***** DATA PROVIDED

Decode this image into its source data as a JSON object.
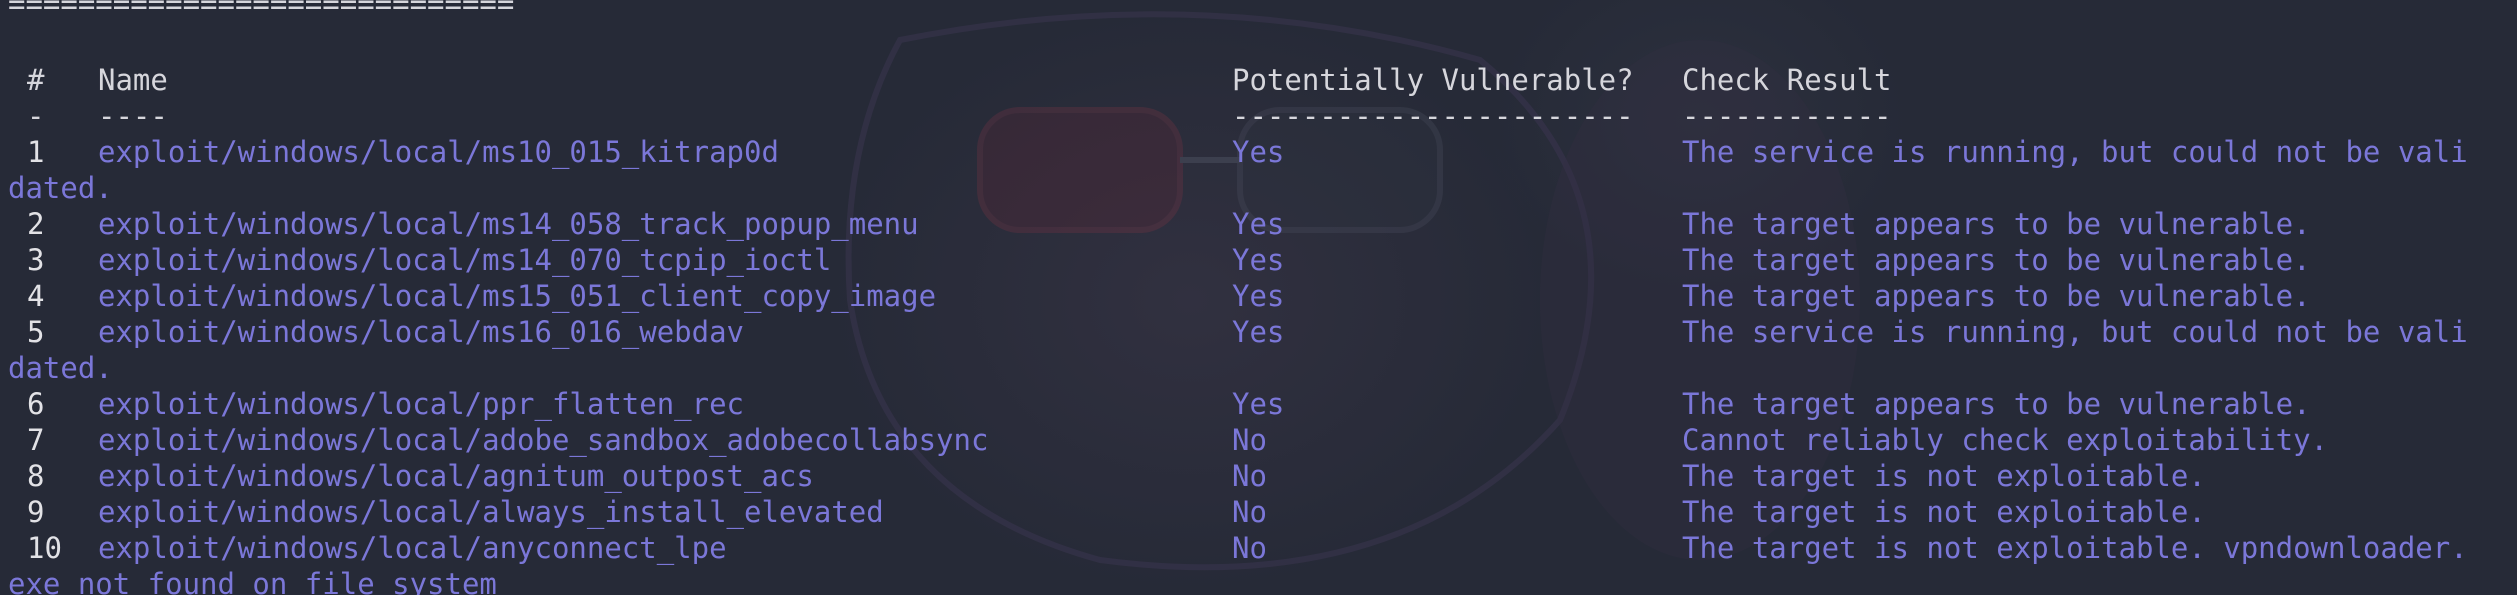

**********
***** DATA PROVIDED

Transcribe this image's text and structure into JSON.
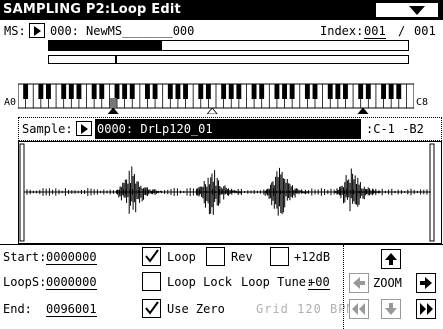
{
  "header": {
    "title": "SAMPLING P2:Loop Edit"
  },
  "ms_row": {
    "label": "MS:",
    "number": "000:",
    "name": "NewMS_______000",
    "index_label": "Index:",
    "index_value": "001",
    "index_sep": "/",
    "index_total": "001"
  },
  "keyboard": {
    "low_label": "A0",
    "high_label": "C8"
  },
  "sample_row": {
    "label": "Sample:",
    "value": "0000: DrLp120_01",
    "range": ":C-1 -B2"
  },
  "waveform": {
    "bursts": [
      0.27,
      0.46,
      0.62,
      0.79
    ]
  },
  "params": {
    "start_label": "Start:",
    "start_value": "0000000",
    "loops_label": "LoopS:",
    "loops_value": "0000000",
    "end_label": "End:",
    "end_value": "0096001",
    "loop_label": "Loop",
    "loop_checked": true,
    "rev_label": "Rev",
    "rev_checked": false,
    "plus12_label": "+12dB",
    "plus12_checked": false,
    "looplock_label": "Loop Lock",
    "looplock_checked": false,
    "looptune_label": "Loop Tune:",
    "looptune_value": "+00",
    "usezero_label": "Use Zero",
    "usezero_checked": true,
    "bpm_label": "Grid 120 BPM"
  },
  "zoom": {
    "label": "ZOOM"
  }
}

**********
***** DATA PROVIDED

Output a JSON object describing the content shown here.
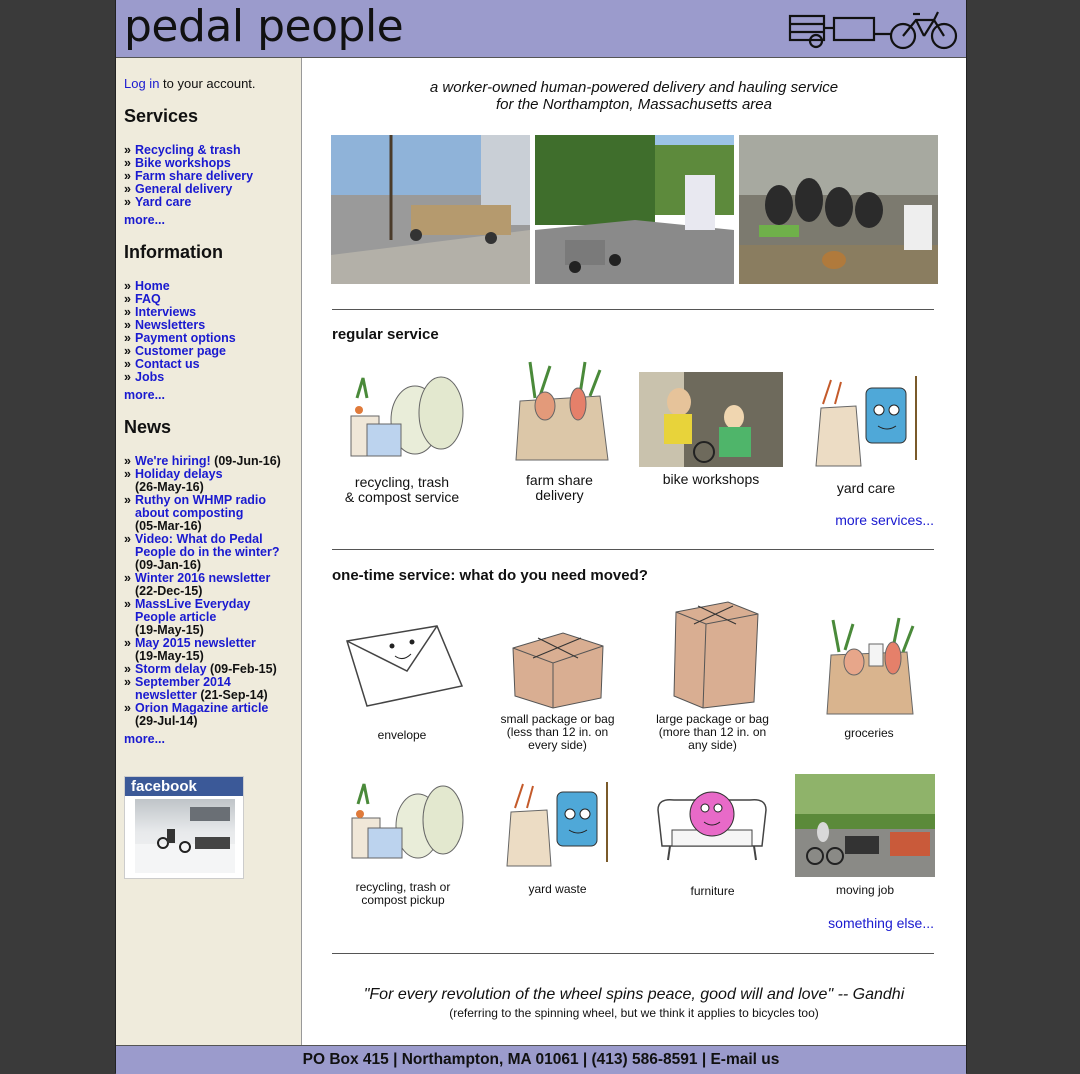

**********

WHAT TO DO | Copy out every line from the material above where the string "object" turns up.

RESPONSE AREA |
Decode this image into its source data as a JSON object.
Output a JSON object describing the content shown here.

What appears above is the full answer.